Two young patients -- one 3 and the other 13 -- have a rare condition that calls for a highly restricted diet. Both have so much trouble eating that they developed an eating disorder and required feeding tubes, a new report shows.
Such is the fate of some of those with eosinophilic esophagitis (EOE), a chronic inflammatory disease that affects the tube running from the mouth to the st...
The idea behind immunotherapy for peanut allergy is appealing in its simplicity: Ask a patient to eat tiny amounts of peanut every day, and over time their immune system will become desensitized to it.
Unfortunately, this cure might be doing more harm than the allergy itself, a new evidence review suggests.
People who undergo immunotherapy for their peanut allergies wind up with...

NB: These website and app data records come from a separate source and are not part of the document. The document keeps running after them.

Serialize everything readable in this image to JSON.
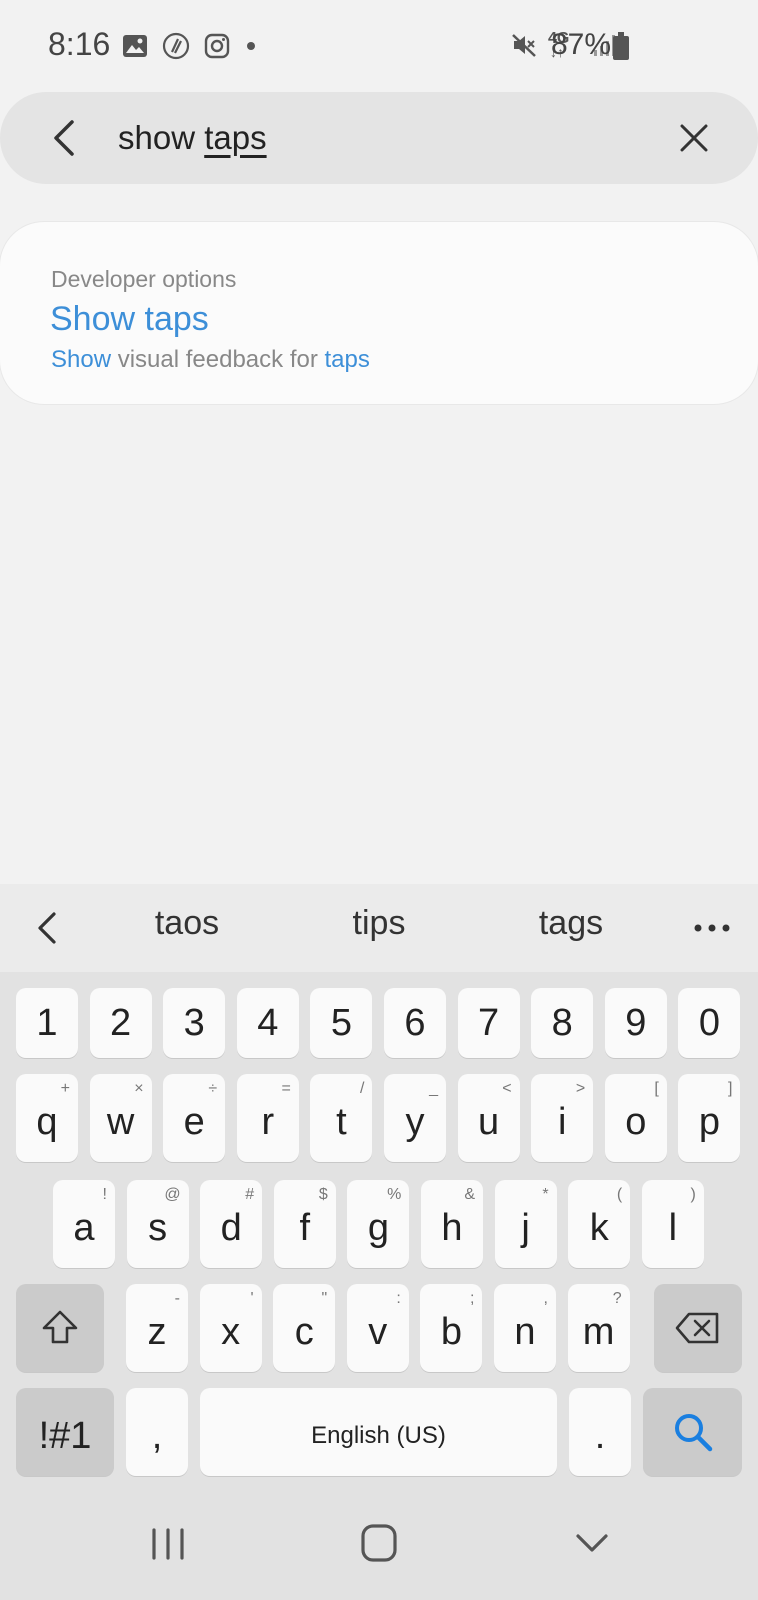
{
  "status_bar": {
    "time": "8:16",
    "network": "4G",
    "battery": "87%",
    "icons_left": [
      "gallery-icon",
      "vsco-icon",
      "instagram-icon",
      "notification-dot-icon"
    ],
    "icons_right": [
      "mute-icon",
      "lte-icon",
      "signal-icon",
      "battery-icon"
    ]
  },
  "search": {
    "query_prefix": "show ",
    "query_underlined": "taps"
  },
  "result": {
    "category": "Developer options",
    "title": "Show taps",
    "desc_1": "Show",
    "desc_2": " visual feedback for ",
    "desc_3": "taps"
  },
  "keyboard": {
    "suggestions": [
      "taos",
      "tips",
      "tags"
    ],
    "number_row": [
      "1",
      "2",
      "3",
      "4",
      "5",
      "6",
      "7",
      "8",
      "9",
      "0"
    ],
    "row1": [
      {
        "k": "q",
        "h": "+"
      },
      {
        "k": "w",
        "h": "×"
      },
      {
        "k": "e",
        "h": "÷"
      },
      {
        "k": "r",
        "h": "="
      },
      {
        "k": "t",
        "h": "/"
      },
      {
        "k": "y",
        "h": "_"
      },
      {
        "k": "u",
        "h": "<"
      },
      {
        "k": "i",
        "h": ">"
      },
      {
        "k": "o",
        "h": "["
      },
      {
        "k": "p",
        "h": "]"
      }
    ],
    "row2": [
      {
        "k": "a",
        "h": "!"
      },
      {
        "k": "s",
        "h": "@"
      },
      {
        "k": "d",
        "h": "#"
      },
      {
        "k": "f",
        "h": "$"
      },
      {
        "k": "g",
        "h": "%"
      },
      {
        "k": "h",
        "h": "&"
      },
      {
        "k": "j",
        "h": "*"
      },
      {
        "k": "k",
        "h": "("
      },
      {
        "k": "l",
        "h": ")"
      }
    ],
    "row3": [
      {
        "k": "z",
        "h": "-"
      },
      {
        "k": "x",
        "h": "'"
      },
      {
        "k": "c",
        "h": "\""
      },
      {
        "k": "v",
        "h": ":"
      },
      {
        "k": "b",
        "h": ";"
      },
      {
        "k": "n",
        "h": ","
      },
      {
        "k": "m",
        "h": "?"
      }
    ],
    "symbols_label": "!#1",
    "comma_label": ",",
    "space_label": "English (US)",
    "period_label": ".",
    "accent_color": "#1a7fe0"
  }
}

You might be surprised to learn that food allergies can start in adulthood and involve a food you've eaten without a problem for your entire life.
For adults as well as kids, the top -- but not the only -- food culprits are eggs, milk, peanuts, tree nuts, fish and shellfish, wheat and soy, according to the American College of Allergy, Asthma and Immunology.
More than 90 percent of the medications that Americans take contain an inactive ingredient that could cause an allergic reaction, a new study suggests.
Lactose, peanut oil, gluten and chemical dyes are added to drugs to improve taste, prolong shelf life, improve absorption or make the drug tamper-proof, researchers explained. But they can also spell trouble for patients who are allerg...
An egg allergy is no joke, but some children who have it could safely eat eggs after immunotherapy treatment, a new study claims.
"Egg allergy is one of the most common food allergies and usually appears in early childhood. It has significant risk for severe allergic reactions and negatively affects quality of life for children with the allergy," said first author Dr. Edwin Kim, direc...
Immunotherapy for peanut allergy, where patients are fed tiny bits of peanut to help curb the allergy, might work better if patients continue to eat small amounts of the nut after completion of therapy, new research shows.
These findings suggest that "eating these small amounts of peanut is safe, can improve quality of life, and may help to maintain desensitization" to the peanut alle...
More than 10 percent of U.S. adults have a food allergy -- and nearly double that believe they do, a new study estimates.
Researchers found that 19 percent of those surveyed thought they had a food allergy. But when the investigators dug into people's symptoms, they found that only 10.8 percent reported "convincing" signs of a true allergy.